(SPOILERS) Roger Moore playing dual roles? It sounds like an unintentionally amusing prospect for audiences accustomed to the actor’s “Raise an eyebrow” method of acting. Consequently, this post-Saint pre-Bond role (in which he does offer some notable eyebrow acting) is more of a curiosity for the quality of Sir Rog’s performance than the out-there premise that can’t quite sustain the picture’s running time. It is telling that the same story was adapted for an episode of Alfred Hitchcock Presents 15 years earlier, since the uncanny idea at its core feels like a much better fit for a trim 50 minute anthology series.

Basil Dearden directs, and co-adapted the screenplay from Anthony Armstrong’s novel The Strange Case of Mr Pelham. Dearden started out with Ealing, helming several Will Hay pictures and a segment of Dead of Night (one might imagine a shortened version of this tale ending up there, or in any of the portmanteau horrors that arrived in the year…

You diabolical mastermind, you.

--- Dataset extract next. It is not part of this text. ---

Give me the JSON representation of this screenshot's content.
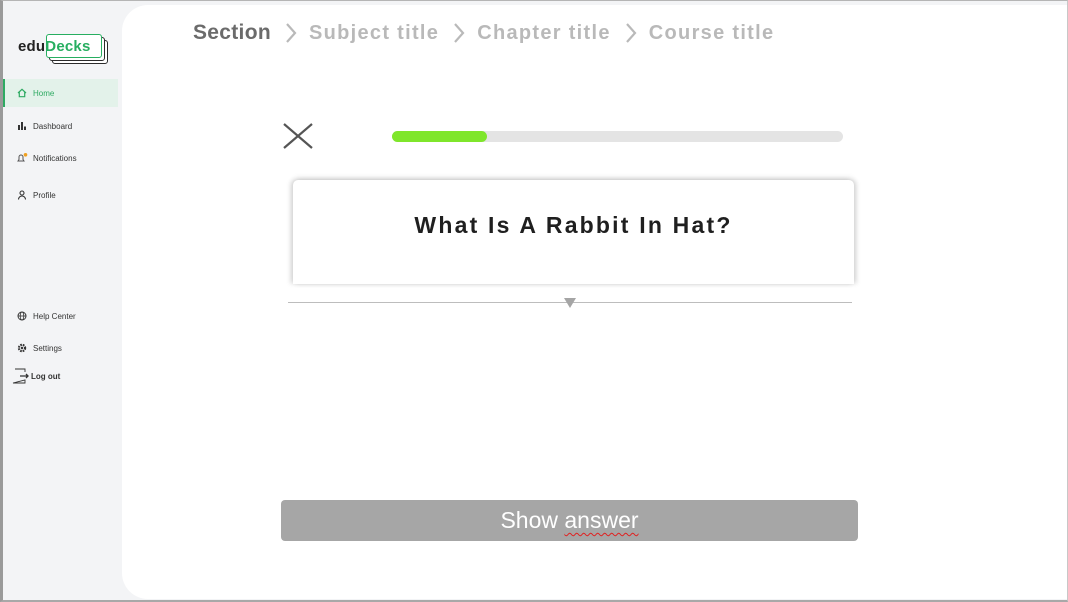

The Avengers Season 4 Ranked – Worst to Best
Season Four is generally held up as the pinnacle of The Avengers, and it certainly maintains the greatest level of consistency in the run. Nevertheless, as I noted a few reviews back, one viewer’s classic is another’s ho-hum with this show, perhaps because it doesn’t elicit the same kind of exhaustive fandom to establish any level of consensus as some series. There follows my Worst to Best ranking of the season, told mostly in pictures. The index for full episode reviews can be found here.

Rejoice! The broken are the more evolved. Rejoice.

Split (2016)
(SPOILERS) M Night Shyamalan went from the toast of twist-based filmmaking to a one-trick pony to the object of abject ridicule in the space of only a couple of pictures: quite a feat. Along the way, I’ve managed to miss several of his pictures, including his last, The Visit, regarded as something of a re-locating of his footing in the low budget horror arena. Split continues that genre readjustment, another Blumhouse production, one that also manages to bridge the gap with the fare that made him famous. But it’s a thematically uneasy film, marrying shlock and serious subject matter in ways that don’t always quite gel.

Shyamalan has seized on a horror staple – nubile teenage girls in peril, prey to a psychotic antagonist – and, no doubt with the best intentions, attempted to warp it. But, in so doing, he has dragged in themes and threads from other, more meritable fare, with the consequence that, in the end, the conflicting positions rather subvert his attempts at subversion…

Sometimes when you take people away, they don't come back.

The Ward (2010)
(SPOILERS) I’d felt no particular compunction to rush out and see The Ward (or rent it), partly down to the underwhelming reviews, but mostly because John Carpenter’s last few films had been so disappointing, and I doubted a decade away from the big screen would rejuvenate someone who’d rather play computer games than call the shots. Perhaps inevitably then, now I have finally given it a look, it’s a case of low expectations being at least surpassed. The Ward isn’t very good, but it isn’t outright bad either.

While it seems obvious in retrospect, I failed to guess the twist before it was revealed, probably because I was still expecting a supernatural element to be realised, it being a Carpenter movie. But then, this doesn’t feel very much like a Carpenter movie. It doesn’t have a Carpenter score (Mark Killian) or screenplay (Michael and Shawn Rasmussen) and it doesn’t have Gary B Kibbe as lenser (Yaron Orbach). I suspect the latter explains why it’s a much more professi…